Source data:

Content starts

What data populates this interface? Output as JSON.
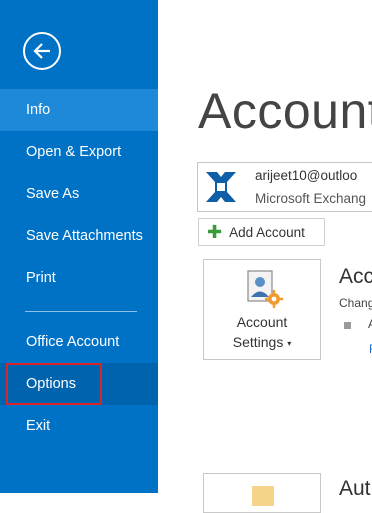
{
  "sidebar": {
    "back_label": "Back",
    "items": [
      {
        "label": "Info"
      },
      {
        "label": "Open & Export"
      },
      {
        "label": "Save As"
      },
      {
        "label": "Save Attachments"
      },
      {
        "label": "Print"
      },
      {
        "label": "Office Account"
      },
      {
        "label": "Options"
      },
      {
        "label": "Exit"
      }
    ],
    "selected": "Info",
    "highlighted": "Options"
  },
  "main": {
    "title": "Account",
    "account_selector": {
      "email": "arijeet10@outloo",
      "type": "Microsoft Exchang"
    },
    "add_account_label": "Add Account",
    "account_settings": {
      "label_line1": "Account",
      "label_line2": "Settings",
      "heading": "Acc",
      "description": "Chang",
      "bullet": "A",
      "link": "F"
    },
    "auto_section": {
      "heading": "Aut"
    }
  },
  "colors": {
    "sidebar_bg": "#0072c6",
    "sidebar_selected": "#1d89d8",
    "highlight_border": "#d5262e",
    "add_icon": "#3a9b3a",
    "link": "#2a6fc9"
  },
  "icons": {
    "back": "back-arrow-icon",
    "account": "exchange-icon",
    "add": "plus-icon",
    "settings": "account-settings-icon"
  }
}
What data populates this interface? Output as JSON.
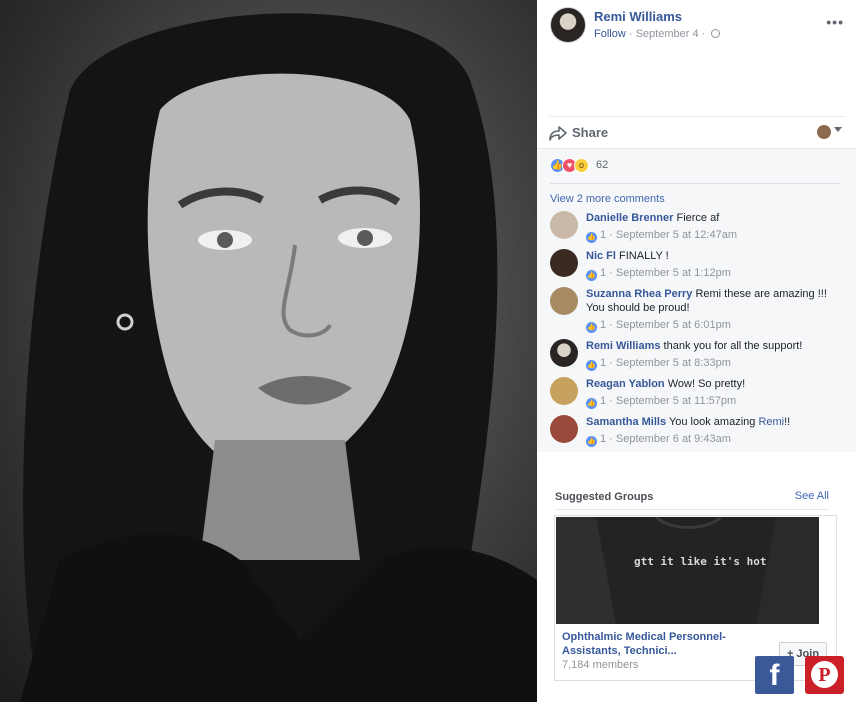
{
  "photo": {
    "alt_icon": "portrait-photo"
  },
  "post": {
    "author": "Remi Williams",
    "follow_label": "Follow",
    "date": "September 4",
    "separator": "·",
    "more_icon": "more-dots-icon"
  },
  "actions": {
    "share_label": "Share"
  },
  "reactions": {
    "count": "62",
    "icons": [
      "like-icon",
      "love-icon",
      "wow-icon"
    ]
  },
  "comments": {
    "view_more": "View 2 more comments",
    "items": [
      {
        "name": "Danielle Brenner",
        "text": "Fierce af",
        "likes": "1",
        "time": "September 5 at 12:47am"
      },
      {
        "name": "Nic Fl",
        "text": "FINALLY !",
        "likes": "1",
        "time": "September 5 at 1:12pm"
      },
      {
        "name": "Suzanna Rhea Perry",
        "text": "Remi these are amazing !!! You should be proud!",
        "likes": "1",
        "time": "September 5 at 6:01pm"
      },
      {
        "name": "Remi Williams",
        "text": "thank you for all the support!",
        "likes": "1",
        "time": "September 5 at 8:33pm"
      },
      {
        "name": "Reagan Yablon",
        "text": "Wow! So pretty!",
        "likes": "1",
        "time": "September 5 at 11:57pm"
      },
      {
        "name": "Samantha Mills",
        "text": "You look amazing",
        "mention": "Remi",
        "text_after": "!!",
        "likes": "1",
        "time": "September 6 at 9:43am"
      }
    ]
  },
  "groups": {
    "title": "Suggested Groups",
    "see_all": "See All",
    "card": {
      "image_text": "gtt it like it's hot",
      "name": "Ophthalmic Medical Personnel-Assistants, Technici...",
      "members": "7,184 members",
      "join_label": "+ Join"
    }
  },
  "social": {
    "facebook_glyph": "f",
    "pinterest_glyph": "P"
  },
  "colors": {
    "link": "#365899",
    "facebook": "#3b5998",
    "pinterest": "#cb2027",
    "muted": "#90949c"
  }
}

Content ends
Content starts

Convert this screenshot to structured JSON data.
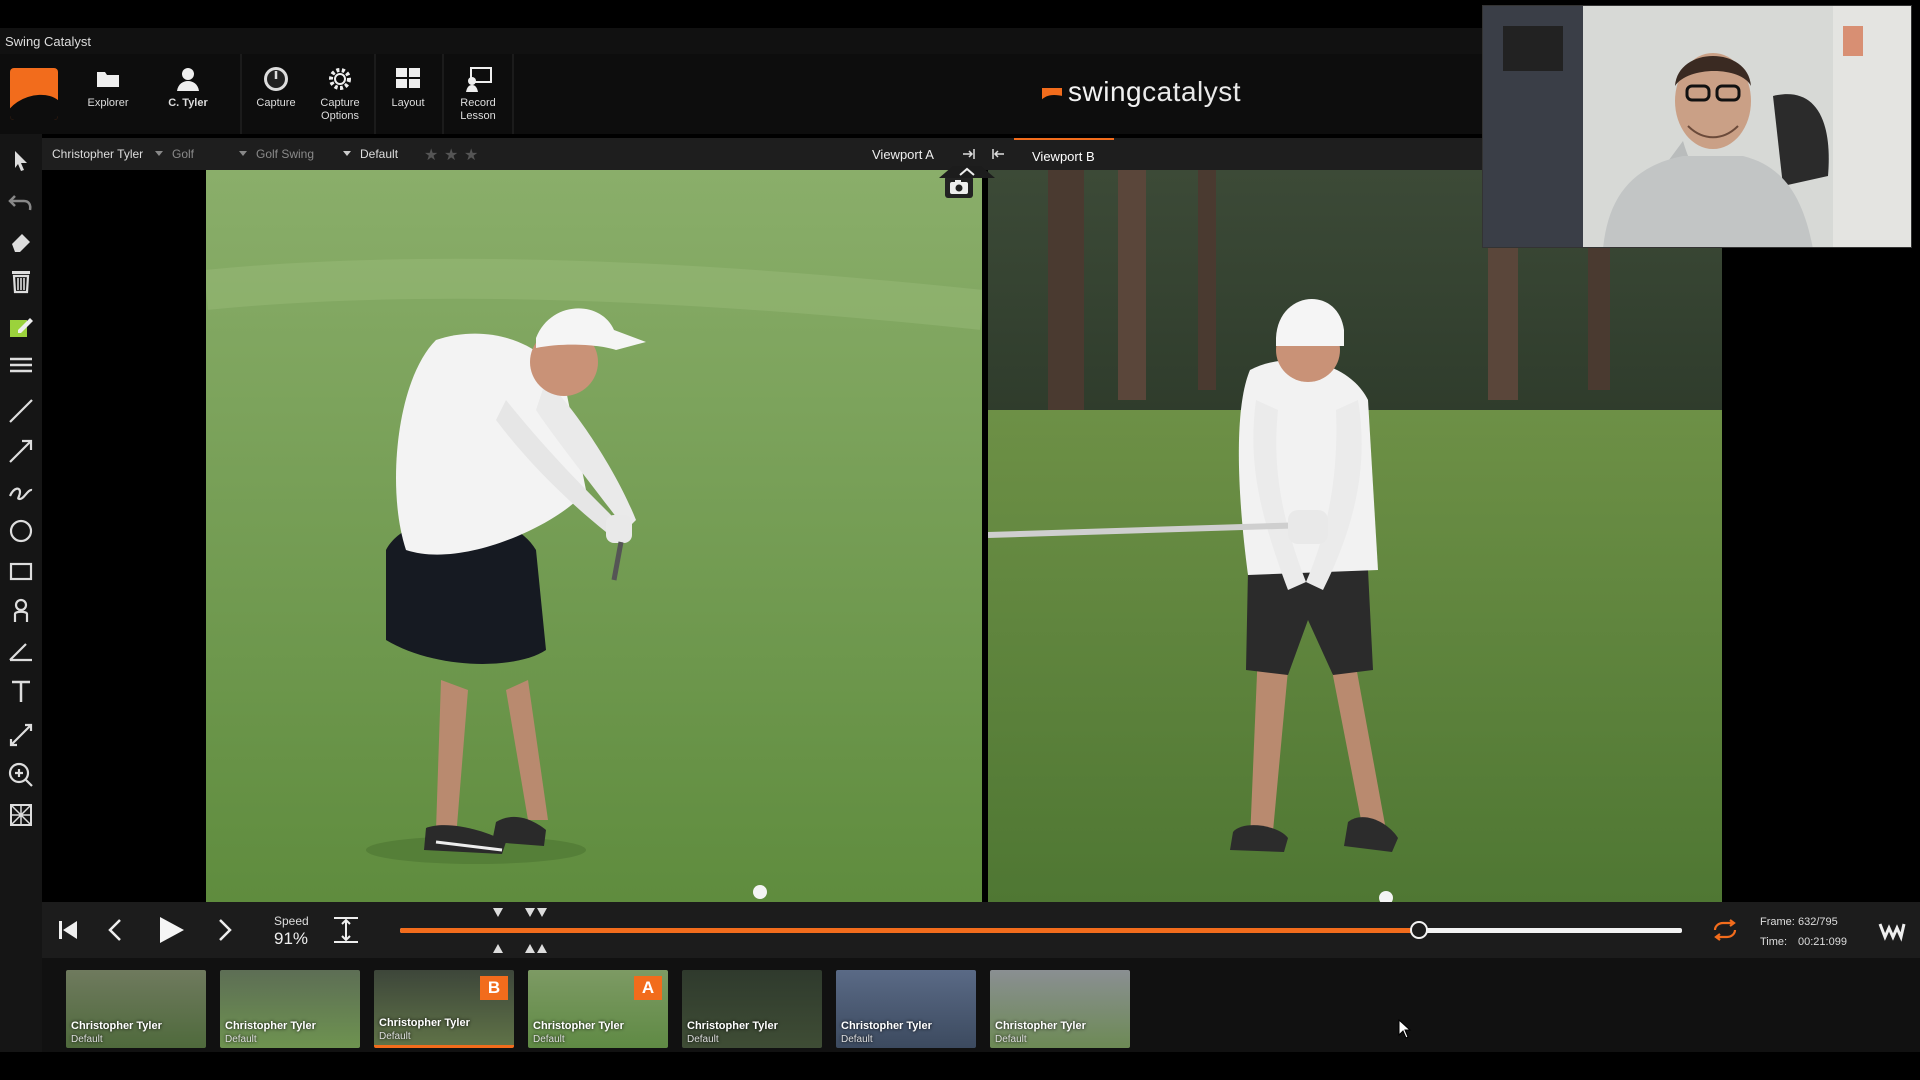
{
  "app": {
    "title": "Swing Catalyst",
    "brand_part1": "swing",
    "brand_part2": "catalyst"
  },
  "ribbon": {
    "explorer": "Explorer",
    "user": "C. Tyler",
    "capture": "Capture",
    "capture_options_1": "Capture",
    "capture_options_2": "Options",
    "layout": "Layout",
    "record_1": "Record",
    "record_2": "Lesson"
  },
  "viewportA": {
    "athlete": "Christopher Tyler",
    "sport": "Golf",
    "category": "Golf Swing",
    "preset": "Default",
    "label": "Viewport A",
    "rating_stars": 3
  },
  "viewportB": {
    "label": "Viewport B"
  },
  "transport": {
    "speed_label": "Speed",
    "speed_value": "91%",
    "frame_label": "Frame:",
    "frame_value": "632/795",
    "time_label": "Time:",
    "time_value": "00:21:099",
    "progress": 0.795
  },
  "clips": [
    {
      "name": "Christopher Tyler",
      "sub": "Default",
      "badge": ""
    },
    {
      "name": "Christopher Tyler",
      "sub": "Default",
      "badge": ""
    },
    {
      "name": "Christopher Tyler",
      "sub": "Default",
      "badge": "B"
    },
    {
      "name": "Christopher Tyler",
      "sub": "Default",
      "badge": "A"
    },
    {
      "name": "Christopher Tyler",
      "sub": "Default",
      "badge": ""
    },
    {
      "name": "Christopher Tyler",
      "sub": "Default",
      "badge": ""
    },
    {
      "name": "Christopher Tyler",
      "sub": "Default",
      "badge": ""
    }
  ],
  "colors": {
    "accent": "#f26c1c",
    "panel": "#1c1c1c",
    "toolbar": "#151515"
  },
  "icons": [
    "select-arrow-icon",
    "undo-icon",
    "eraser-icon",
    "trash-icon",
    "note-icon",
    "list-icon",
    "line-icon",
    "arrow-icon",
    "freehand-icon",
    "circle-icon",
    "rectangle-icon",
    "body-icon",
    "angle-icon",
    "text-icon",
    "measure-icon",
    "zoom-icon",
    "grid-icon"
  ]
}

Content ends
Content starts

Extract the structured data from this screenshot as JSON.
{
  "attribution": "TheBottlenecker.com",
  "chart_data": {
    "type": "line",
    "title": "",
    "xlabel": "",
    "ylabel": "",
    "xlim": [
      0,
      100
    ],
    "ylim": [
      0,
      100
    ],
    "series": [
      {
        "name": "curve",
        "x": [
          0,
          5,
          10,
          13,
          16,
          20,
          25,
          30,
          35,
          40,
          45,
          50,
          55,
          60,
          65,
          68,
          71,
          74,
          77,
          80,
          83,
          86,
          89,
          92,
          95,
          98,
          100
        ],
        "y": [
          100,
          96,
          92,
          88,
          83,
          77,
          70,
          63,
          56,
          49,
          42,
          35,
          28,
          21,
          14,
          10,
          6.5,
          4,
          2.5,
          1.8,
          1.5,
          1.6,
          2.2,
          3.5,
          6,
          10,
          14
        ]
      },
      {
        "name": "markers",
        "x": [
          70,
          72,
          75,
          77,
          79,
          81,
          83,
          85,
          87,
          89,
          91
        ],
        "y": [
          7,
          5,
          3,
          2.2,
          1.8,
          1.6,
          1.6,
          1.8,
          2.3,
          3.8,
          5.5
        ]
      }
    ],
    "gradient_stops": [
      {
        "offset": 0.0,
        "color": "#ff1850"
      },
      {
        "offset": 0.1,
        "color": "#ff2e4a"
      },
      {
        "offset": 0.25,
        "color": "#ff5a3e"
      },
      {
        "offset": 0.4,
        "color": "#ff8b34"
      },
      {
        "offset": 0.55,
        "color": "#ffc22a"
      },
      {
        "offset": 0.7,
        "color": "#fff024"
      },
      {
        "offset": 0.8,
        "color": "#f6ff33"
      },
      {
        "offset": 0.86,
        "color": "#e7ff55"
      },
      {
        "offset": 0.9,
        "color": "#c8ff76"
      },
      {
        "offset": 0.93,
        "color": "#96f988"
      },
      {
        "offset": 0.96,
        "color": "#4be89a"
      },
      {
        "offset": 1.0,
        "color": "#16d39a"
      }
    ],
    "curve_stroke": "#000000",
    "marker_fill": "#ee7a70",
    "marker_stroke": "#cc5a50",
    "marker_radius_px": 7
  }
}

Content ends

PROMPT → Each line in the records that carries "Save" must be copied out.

ANSWER TO THE EXERCISE →
        "label": "Save As"
        "label": "Save Attachments"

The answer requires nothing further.